The user’s needs in focus
If you could do only 2 things in your product design process, you should do user research and prototyping. This is what user-centered design is all about. If you could do only 1, do user research! Prototyping is for visualizing the product before it is being built, because it is way easier to understand how something will work if you can try it out, with or without users, preferably with.
The ISO 13407 - Human centred design processes for interactive systems is a framework to use for achieving quality in use of a product through user interaction. The framework is based on iterative design with lots of user input and thus one can perform different activities for each iteration to solve the current design problem in that iteration.
The ISO standard lists 6 key principles to ensure that a design is user-centered.
- The best design is based upon an explicit understanding of users, tasks and environments.
- Users are involved throughout design and development.
- The design is driven and refined by user-centered evaluation.
- The process is iterative.
- The design addresses the whole user experience.
- The design team includes multidisciplinary skills and perspectives.
Saying that the process is iterative means that the whole cycle (green in the picture below) as well as the parts of it (yellow) are done in a repetitive pattern, going back to review, correct and build on what was done before. The process can be explained in four stages.
This phase equals the empathy stage in design thinking. The first method to use here could be an observation of the users using a current system. This would give you an understanding of what the users are doing. Then, a set of contextual interviews to understand why something is done and the users situation as a whole could be a good idea. To get a broader base to work from, you could send out a survey to a larger group to measure the needs. On the result of that, you might want to iterate the contextual interviews to pose even more specific questions.
Hence, we’ve done this step in four iterations, to really understand the context of use. Of course, this phase could overlap the other three if needed.
In this phase we define what the need is that we want to create a solution for. This phase would take business goals and technical feasibility into consideration, perhaps through stakeholder interviews, workshops and specifying the usability goals.
This phase matches both the ideate and prototype stages of design thinking. This is where you do interaction design, a way of working that is in itself very iterative, going back and forth through different design ideas. This can be done through the design studio methodology or simply by building wireframes and prototypes in a tool.
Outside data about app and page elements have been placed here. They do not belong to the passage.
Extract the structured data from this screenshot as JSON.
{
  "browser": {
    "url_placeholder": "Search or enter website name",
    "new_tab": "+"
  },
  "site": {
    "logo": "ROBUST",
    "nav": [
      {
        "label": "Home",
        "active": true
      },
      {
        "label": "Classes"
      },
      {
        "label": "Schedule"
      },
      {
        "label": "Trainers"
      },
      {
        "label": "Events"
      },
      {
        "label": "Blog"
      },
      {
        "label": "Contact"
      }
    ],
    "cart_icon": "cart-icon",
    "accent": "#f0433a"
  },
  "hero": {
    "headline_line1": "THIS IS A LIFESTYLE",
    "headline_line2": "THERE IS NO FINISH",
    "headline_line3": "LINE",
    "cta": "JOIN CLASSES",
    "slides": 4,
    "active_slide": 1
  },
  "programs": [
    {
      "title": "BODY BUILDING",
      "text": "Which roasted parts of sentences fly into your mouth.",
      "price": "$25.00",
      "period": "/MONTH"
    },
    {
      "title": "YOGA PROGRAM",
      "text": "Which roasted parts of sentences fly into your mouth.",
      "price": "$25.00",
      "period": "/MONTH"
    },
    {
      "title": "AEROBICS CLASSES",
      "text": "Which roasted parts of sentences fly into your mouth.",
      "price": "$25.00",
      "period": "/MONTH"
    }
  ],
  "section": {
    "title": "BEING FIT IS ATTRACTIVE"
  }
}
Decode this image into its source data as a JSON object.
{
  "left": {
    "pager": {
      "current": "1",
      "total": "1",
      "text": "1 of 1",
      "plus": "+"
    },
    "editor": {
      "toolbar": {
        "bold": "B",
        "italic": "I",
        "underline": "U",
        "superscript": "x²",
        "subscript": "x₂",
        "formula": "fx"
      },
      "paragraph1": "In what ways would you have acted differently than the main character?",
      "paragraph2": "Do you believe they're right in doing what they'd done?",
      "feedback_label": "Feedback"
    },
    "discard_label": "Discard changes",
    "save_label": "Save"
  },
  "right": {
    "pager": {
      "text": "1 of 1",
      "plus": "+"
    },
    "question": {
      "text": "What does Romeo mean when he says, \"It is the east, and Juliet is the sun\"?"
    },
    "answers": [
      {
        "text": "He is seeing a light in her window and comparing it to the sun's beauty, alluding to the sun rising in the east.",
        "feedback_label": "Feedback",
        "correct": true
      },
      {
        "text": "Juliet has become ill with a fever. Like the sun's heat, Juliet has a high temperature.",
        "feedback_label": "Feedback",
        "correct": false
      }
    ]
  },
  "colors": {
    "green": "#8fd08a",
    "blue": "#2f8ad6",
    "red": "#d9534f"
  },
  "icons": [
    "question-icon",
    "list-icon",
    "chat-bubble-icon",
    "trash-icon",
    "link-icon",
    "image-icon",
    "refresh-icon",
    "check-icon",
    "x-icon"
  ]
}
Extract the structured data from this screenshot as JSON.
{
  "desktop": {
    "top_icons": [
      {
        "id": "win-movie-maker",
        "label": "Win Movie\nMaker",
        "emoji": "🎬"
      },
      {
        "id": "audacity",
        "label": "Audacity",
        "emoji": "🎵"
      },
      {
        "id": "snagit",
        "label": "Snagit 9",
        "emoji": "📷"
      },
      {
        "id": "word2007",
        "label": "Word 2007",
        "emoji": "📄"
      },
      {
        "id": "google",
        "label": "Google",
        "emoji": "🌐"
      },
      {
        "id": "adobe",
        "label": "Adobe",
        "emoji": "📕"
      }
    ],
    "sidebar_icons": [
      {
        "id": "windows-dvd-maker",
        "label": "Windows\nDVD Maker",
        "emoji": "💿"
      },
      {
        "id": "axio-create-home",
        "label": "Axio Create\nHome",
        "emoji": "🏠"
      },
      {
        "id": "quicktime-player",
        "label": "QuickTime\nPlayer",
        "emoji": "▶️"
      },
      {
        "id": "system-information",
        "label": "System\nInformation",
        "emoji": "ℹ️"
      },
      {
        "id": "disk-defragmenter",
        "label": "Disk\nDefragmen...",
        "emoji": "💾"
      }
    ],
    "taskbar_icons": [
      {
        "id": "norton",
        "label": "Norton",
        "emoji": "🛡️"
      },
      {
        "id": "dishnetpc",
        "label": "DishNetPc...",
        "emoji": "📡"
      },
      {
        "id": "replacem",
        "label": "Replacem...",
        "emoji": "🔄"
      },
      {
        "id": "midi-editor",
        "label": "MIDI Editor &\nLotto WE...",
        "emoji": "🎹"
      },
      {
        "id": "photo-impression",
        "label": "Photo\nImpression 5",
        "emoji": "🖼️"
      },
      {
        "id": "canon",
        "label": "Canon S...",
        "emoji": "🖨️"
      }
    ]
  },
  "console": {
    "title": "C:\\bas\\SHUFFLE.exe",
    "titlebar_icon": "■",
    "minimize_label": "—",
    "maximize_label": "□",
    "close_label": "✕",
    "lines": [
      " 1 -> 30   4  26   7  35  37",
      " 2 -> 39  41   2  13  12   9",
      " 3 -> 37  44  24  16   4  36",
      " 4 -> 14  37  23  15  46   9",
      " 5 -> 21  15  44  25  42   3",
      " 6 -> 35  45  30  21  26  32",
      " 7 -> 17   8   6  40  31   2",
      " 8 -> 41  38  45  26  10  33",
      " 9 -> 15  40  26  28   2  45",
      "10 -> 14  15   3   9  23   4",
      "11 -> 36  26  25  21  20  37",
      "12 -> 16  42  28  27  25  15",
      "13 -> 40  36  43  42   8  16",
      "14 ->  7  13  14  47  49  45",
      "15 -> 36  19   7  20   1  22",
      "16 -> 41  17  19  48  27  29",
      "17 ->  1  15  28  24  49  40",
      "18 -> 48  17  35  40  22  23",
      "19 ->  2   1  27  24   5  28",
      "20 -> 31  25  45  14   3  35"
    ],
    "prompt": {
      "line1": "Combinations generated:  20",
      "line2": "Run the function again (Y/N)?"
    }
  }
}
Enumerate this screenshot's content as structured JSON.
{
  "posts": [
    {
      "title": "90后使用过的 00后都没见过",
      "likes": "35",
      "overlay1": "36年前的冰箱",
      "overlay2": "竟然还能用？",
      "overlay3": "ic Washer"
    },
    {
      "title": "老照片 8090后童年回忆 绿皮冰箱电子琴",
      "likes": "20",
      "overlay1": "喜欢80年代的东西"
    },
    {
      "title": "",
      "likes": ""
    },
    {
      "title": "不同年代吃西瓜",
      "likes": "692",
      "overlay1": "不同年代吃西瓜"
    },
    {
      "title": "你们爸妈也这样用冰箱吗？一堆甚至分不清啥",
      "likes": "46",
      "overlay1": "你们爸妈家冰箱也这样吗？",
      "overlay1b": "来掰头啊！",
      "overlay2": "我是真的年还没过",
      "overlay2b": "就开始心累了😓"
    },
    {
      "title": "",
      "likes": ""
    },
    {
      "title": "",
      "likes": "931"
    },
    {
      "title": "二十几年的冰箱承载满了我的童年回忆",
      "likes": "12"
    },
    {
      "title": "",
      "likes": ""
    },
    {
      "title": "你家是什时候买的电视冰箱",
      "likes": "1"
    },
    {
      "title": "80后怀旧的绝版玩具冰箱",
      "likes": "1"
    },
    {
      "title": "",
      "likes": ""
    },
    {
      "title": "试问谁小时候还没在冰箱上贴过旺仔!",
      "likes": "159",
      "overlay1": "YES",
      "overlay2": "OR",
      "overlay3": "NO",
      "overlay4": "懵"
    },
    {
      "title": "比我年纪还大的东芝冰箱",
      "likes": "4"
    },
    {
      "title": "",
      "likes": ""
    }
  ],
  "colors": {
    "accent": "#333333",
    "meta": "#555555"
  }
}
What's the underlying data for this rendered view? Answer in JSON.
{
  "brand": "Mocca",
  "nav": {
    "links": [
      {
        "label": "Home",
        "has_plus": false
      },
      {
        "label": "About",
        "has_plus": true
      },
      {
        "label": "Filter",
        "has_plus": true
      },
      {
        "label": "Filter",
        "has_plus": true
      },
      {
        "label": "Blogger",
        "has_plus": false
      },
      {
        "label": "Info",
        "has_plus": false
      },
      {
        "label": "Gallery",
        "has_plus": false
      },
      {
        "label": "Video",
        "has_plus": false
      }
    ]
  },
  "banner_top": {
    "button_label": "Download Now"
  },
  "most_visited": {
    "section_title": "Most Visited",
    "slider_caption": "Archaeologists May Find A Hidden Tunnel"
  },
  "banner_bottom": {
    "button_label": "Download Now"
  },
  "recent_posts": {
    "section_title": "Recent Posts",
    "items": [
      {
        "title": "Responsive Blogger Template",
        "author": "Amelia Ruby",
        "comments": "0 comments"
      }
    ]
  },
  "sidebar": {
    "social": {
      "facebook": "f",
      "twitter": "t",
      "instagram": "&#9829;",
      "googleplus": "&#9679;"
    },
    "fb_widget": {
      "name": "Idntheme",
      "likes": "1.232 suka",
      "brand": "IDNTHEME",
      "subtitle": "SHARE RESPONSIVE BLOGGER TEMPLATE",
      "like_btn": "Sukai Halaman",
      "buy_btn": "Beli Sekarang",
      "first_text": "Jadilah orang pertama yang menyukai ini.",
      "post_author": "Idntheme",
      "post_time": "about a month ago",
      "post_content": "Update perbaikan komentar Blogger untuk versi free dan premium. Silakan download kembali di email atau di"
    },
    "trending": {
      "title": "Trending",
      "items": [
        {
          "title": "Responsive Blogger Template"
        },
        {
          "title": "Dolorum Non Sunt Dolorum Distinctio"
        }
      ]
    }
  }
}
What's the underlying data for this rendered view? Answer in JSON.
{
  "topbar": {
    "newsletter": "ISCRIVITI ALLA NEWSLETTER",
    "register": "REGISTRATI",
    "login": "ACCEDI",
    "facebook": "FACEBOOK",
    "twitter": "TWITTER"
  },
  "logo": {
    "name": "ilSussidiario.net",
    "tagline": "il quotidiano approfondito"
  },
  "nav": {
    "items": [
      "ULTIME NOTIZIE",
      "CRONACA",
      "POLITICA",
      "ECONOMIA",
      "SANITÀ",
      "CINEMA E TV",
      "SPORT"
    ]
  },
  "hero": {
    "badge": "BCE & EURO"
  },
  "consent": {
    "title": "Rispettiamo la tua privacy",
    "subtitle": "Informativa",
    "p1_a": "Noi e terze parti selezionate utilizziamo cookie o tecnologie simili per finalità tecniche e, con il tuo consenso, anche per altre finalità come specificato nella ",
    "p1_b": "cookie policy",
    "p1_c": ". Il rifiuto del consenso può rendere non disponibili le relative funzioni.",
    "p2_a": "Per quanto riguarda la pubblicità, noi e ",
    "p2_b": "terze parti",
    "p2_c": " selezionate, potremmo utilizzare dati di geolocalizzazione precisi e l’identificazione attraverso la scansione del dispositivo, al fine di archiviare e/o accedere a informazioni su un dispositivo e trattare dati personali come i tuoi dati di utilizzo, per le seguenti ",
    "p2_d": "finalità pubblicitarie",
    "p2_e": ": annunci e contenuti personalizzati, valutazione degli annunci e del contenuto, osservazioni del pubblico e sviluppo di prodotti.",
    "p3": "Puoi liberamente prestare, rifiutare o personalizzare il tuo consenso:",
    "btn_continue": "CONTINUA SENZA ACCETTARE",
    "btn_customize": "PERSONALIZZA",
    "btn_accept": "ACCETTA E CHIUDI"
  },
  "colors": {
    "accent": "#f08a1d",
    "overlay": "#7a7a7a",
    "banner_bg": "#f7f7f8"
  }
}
This phase is the test stage of design thinking. We do validation and verification. We validate that the user needs are met in our solutions by doing usability tests of different kinds, both on prototypes at different stages of the design process and on actual implementation. In the verification part, we focus on evaluation of early prototypes in order to define the requirements for the system as well as evaluation of the system to check that business requirements have been met. Of course we also test to improve the current design.
Low and high fidelity
A normal approach to user-centered design through prototypes is to do the first cycle with sketches or simple (and ugly) prototypes. This is not actually to save time, in truth sketches can take longer time to produce than a Photoshop mockup. It is done to present to the users as something that is not really done. The low fidelity of the sketches will make it easier for the users to give feedback on the interaction design, on the user flow in the product. Higher fidelity will make them focus on the details.
The second cycle could be a more formal presentation (without graphical design), that can tell you more about the location and sizes of texts and buttons. The third cycle could be the actual implementation or a pixel-perfect Photoshop mockup, to understand if the users would respond positively to the style.
More cycles can be done. You might want to iterate the low fidelity cycle several times to really get a good interaction design, since this is more important to the overall user experience than the colors of the interface.
The bottom line
I do not advocate always doing these phases after one another, like a waterfall. But if you are not doing anything structured today, this is where you should start. When this process is mastered, doing it more efficient and effective is preferable.